## 19 0.0056757 24 0.25168 0.70870 0.058253
## 20 0.0052401 25 0.24600 0.70887 0.058055
## 21 0.0052287 26 0.24076 0.70812 0.058406
## 22 0.0047481 31 0.21462 0.69983 0.058573
## 23 0.0045622 32 0.20987 0.70137 0.058595
## 24 0.0043403 33 0.20531 0.71030 0.059665
## 25 0.0041641 34 0.20097 0.71258 0.059716
## 26 0.0040764 35 0.19680 0.70921 0.059540
## 27 0.0037831 36 0.19273 0.71342 0.059628
## 28 0.0035694 37 0.18894 0.70696 0.059367
## 29 0.0035456 38 0.18537 0.70634 0.058972
## 30 0.0032837 39 0.18183 0.70276 0.058853
## 31 0.0032120 40 0.17854 0.70091 0.058173
## 32 0.0032033 41 0.17533 0.70091 0.058173
## 33 0.0030934 42 0.17213 0.70126 0.058211
## 34 0.0030602 43 0.16903 0.70157 0.058199
## 35 0.0025556 44 0.16597 0.70198 0.059045

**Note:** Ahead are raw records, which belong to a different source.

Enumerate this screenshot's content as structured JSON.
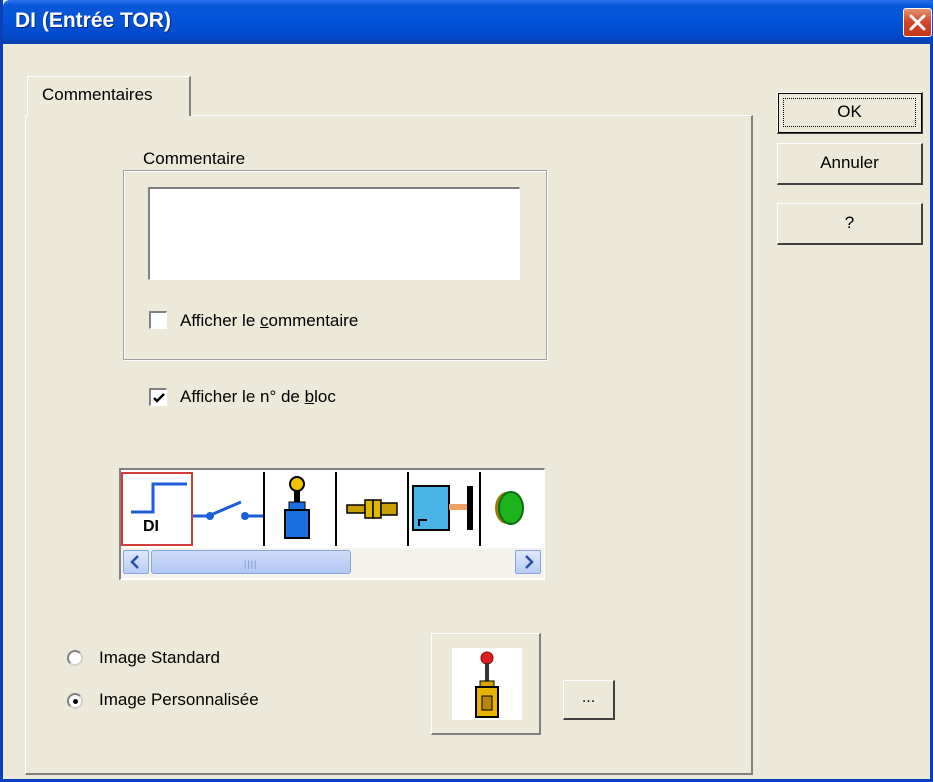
{
  "window": {
    "title": "DI (Entrée TOR)"
  },
  "tabs": [
    {
      "label": "Commentaires"
    }
  ],
  "buttons": {
    "ok": "OK",
    "cancel": "Annuler",
    "help": "?",
    "browse": "..."
  },
  "comment_group": {
    "label": "Commentaire",
    "textarea_value": "",
    "show_comment": {
      "label_pre": "Afficher le ",
      "label_key": "c",
      "label_post": "ommentaire",
      "checked": false
    }
  },
  "show_block_number": {
    "label_pre": "Afficher le n° de ",
    "label_key": "b",
    "label_post": "loc",
    "checked": true
  },
  "image_strip": {
    "items": [
      "di-signal-icon",
      "switch-contact-icon",
      "limit-switch-icon",
      "proximity-sensor-icon",
      "photoelectric-sensor-icon",
      "push-button-icon"
    ],
    "selected_index": 0,
    "di_label": "DI"
  },
  "image_mode": {
    "options": [
      {
        "label": "Image Standard",
        "selected": false
      },
      {
        "label": "Image Personnalisée",
        "selected": true
      }
    ]
  },
  "colors": {
    "title_bar": "#0453d8",
    "selection_border": "#d23c3c"
  }
}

## 36 0.0018902 45 0.16342 0.69429 0.058829
## 37 0.0016425 46 0.16153 0.69260 0.060802
## 38 0.0013018 47 0.15989 0.69640 0.061539
## 39 0.0012938 48 0.15858 0.69700 0.061536
## 40 0.0012298 50 0.15600 0.69935 0.061919
## 41 0.0010000 51 0.15477 0.69935 0.061919
cp.best = cart.1$cptable[which(cart.1$cptable[,"xerror"]==min(cart.1$cptable[,"xerror"])),"CP"]
Now, we found cp=0.0120166 the best for balancing complexity and accuracy (note that the performance even improved by reducing overfitting!). Let’s compare the best and original tree structures.
# regression (y1) and classification (y2)
cart.1.best = rpart(formula.1, data=df, method="anova",control=rpart.control(minsplit=10, cp=cp.best))
par(mfrow=c(1,2))
prp(cart.1.best)
prp(cart.1)
You can also play with changing minsplit. This is another hyperparameter.
Conditional inference tree is another tree-based algorithm developed relatively recently by Hothorn et al. (2006). They found that, if the data must be split more or not can be
determined based on statistical significance, and by doing so the structure of a tree can be much simplified while the performance does not significantly reduce from the model
selected based on CART CV-technique.
We use party package:
ctree.1 = ctree(formula.1, df, control = ctree_control(testtype = "Bonferroni", mincriterion = 0.95, minsplit = 10, minbucket = 7))
plot(ctree.1)
If testtype is “Univariate”, p-value correction is not peformed, so more predictors can appear. If implementing correction or not is always difficult, as it is a trade-off of Type 1 & 2 error.
ctree.2 = ctree(formula.1, df, control = ctree_control(testtype = "Univariate", mincriterion = 0.95, minsplit = 10, minbucket = 7))
plot(ctree.2)
Well done, that’s it!! Through this workshop, we have learned the overview of ML workflow as well as some specific (my favorite) decision tree algorithms. I have to admit that this course
did not cover many other important algorithms such as k-NN, artificial neural net, support vector machine, deep learning…
Nevertheless, I believe that we now have a good intuition what ML is.
Hope many of you will continue learning ML. There are plenty of useful Youtube videos available, as well as free e-books, so you should be able to deepen your knowledge further!!
by Masahiro Ryo